  • Selling cell phones to eight year olds. Burn in hell, over-reaching capitalists! An imaginary conversation between a father and his 17 year-old son: "You see, son, back when you were eight, we signed you up for a family plan with lifetime free texting. Lifetime. With the same company. You're contractually obligated to stay with the same provider for the rest of your life."
  • Toronto is outrageously represented on Facebook, and Sean throws out a challenge: "and for Torontonians.... I now officially proclaim, if you have not joined Facebook by the April 22, 2007 and live in Toronto, you are offically part of the mainstream, well on your way to dancing the Macarena, listening to Barry Manilow and still wondering why the old Canadian Tire spokesguy isn't on TV anymore."
  • A video showing the "corridor of social awkwardness" in the CBC headquarters in Toronto. "It's so long, that when you see some one coming the other way, you don't know when to wave, say hello or give one of those man nods."
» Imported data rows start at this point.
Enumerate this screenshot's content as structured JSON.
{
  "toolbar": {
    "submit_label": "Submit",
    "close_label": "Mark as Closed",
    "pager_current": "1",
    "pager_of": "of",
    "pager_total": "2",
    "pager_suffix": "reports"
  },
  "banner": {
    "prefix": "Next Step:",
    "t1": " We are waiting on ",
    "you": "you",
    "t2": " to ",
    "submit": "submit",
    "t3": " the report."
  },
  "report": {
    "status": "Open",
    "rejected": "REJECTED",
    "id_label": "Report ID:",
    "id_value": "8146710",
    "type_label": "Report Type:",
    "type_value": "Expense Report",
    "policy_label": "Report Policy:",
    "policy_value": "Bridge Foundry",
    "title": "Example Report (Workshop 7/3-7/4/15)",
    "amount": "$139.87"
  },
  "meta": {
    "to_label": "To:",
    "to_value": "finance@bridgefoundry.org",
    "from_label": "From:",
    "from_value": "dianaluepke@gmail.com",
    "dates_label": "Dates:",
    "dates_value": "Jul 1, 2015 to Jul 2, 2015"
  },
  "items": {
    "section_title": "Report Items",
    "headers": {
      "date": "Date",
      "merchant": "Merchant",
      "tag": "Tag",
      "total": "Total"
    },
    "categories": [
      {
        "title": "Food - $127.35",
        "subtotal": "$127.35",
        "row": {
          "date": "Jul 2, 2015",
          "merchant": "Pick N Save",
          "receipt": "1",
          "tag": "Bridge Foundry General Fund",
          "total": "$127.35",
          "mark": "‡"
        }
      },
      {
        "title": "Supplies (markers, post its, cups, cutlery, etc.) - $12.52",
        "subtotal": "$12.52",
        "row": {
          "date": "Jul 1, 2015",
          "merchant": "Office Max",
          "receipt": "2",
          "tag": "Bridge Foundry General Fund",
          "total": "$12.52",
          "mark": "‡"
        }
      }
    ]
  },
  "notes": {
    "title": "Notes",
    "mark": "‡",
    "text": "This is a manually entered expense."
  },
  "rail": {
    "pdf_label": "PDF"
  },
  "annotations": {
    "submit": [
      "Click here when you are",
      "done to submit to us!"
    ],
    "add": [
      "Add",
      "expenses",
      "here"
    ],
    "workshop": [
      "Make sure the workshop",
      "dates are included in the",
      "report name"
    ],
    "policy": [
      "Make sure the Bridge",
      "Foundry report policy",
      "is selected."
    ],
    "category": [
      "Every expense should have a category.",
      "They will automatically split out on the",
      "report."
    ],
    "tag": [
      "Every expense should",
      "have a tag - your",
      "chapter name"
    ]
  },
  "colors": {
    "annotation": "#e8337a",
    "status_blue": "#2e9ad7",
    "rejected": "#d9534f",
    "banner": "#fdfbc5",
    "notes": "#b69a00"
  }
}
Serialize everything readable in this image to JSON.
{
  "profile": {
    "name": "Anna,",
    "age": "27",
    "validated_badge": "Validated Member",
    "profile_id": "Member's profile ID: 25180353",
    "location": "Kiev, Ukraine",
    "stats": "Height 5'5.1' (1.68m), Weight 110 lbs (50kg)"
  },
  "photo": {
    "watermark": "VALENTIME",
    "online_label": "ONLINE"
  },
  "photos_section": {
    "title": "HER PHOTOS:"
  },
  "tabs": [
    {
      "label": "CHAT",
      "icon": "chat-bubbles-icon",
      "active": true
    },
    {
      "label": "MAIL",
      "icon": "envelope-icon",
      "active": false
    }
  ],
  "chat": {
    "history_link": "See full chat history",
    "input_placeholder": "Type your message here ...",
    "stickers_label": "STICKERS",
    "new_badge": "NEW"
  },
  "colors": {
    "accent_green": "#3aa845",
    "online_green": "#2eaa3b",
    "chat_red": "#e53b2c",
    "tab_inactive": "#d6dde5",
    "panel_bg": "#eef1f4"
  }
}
  • And the billboards start coming down in Sao Paolo. Brett questions whether urban spam is actually a problem at all. To me, advertising is a necessary part of business. I can understand why cities like Sao Paolo would feel overwhelmed by corporate messaging - and how this could become even more overbearing with the growth of digital billboards and projected messaging. On a local level, though, advertising is more of a form of personal expression, tailored to the market and the consumer. Which makes wholesale bans stupid. And damaging for small business.